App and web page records

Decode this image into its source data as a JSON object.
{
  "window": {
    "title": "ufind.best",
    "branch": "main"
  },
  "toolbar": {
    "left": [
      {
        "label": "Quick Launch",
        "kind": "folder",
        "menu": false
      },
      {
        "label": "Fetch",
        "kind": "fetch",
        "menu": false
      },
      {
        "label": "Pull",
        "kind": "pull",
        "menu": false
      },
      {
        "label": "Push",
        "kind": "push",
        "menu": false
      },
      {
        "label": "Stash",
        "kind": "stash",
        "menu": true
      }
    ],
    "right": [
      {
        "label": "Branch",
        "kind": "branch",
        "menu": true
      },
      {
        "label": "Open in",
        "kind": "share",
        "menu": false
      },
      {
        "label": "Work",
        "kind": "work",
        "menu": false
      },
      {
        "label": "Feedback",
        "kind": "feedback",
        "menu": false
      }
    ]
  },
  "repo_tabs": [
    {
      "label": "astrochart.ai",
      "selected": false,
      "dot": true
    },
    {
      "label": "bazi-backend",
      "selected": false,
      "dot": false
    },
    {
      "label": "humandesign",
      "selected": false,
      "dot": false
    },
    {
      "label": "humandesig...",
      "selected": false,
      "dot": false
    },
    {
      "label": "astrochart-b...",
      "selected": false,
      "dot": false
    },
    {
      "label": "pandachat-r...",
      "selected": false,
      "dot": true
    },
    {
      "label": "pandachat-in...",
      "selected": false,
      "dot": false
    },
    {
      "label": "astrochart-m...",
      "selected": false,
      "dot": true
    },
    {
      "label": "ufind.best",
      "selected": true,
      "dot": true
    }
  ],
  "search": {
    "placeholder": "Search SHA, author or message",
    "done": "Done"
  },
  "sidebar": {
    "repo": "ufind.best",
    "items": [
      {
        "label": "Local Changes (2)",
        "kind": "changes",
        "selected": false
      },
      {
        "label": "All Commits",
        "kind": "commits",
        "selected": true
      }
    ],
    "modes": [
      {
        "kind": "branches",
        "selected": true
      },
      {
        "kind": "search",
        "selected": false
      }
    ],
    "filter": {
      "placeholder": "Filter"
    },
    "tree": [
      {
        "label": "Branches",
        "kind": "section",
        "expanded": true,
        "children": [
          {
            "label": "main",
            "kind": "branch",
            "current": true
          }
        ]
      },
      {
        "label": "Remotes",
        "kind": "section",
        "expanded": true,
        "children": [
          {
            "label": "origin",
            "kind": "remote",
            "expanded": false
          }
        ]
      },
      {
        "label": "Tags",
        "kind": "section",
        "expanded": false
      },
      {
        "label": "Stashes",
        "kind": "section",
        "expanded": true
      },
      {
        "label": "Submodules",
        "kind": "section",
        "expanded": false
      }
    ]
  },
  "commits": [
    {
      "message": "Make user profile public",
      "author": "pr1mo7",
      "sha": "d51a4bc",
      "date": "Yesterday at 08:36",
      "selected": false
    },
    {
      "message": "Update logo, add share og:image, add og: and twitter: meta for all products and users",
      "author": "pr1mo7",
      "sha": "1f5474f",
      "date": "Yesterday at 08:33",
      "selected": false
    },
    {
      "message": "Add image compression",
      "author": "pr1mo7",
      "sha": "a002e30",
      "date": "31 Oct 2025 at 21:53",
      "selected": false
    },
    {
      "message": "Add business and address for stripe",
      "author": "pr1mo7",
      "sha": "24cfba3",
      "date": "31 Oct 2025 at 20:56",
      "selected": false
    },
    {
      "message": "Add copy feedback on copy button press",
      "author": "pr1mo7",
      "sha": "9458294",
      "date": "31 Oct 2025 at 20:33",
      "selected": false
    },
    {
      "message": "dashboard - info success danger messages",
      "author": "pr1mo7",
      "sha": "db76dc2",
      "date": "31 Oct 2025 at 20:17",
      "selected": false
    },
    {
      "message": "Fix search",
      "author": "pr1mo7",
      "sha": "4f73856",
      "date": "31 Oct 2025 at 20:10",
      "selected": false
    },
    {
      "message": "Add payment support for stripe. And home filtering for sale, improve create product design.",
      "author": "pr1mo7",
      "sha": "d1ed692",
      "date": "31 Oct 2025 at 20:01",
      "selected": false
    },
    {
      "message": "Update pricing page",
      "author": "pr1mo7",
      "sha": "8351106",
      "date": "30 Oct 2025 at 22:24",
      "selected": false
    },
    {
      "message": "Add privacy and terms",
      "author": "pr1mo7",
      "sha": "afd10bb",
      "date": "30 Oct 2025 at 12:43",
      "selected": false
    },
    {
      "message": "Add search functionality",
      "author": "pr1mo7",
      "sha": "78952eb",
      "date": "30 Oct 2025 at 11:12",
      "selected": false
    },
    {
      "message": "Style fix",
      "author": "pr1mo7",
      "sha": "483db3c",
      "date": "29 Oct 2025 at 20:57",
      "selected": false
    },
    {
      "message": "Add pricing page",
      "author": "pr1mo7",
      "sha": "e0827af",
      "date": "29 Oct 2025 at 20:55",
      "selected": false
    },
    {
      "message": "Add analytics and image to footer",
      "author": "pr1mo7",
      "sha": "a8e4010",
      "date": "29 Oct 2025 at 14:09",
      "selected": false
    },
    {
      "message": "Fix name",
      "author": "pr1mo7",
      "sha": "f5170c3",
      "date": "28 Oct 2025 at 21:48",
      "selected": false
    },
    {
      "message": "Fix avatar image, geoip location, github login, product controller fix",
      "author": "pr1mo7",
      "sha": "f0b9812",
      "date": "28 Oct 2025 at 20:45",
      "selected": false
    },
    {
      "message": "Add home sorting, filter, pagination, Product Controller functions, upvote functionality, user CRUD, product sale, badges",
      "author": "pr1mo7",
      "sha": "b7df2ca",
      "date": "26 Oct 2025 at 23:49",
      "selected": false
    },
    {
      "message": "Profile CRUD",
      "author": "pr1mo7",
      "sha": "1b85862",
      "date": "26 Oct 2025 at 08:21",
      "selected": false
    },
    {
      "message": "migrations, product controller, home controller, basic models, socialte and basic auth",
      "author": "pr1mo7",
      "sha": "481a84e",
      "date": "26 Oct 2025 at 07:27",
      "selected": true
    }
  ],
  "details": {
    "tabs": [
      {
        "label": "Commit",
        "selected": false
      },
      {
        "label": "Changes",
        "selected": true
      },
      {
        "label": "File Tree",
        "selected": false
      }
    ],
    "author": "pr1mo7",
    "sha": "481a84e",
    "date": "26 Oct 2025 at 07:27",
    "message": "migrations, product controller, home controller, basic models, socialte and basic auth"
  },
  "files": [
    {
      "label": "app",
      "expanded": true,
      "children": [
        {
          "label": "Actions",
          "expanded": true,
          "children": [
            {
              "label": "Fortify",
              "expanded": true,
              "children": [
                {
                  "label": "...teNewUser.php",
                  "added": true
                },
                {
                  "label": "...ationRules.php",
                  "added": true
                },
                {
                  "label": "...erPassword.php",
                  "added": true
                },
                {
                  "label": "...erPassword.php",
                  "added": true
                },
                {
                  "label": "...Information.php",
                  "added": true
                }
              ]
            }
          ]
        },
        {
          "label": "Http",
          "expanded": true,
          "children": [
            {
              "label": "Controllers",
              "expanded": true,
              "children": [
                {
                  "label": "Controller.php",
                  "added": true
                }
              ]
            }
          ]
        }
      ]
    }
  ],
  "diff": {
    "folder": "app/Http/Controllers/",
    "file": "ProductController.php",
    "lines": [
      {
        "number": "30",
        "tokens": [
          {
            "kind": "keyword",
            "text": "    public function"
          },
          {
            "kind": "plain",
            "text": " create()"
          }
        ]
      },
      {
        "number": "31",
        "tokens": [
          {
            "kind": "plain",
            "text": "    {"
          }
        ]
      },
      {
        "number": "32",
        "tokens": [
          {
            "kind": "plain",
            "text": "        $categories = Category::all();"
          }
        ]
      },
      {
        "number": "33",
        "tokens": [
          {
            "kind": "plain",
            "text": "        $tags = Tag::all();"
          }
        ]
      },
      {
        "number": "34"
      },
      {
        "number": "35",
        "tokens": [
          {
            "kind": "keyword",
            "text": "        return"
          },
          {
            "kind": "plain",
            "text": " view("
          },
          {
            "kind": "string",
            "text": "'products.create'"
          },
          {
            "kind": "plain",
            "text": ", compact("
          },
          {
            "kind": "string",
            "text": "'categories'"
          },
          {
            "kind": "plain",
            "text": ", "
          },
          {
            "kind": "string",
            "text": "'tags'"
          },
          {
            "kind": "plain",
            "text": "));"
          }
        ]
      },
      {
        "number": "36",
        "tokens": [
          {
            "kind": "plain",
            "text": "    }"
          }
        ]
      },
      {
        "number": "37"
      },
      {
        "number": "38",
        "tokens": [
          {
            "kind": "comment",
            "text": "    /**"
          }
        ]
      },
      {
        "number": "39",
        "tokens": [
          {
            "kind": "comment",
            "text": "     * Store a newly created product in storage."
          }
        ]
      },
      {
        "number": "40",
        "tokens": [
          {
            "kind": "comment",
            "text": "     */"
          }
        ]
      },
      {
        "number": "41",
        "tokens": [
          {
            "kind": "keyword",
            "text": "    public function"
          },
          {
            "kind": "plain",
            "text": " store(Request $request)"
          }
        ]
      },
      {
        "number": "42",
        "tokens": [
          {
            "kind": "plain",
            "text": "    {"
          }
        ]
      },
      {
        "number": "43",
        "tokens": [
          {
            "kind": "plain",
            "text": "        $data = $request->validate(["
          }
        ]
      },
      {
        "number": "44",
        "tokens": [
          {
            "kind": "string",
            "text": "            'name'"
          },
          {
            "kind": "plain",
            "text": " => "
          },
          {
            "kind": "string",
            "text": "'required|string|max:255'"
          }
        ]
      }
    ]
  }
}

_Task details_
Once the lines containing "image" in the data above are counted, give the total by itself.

_Reply_
5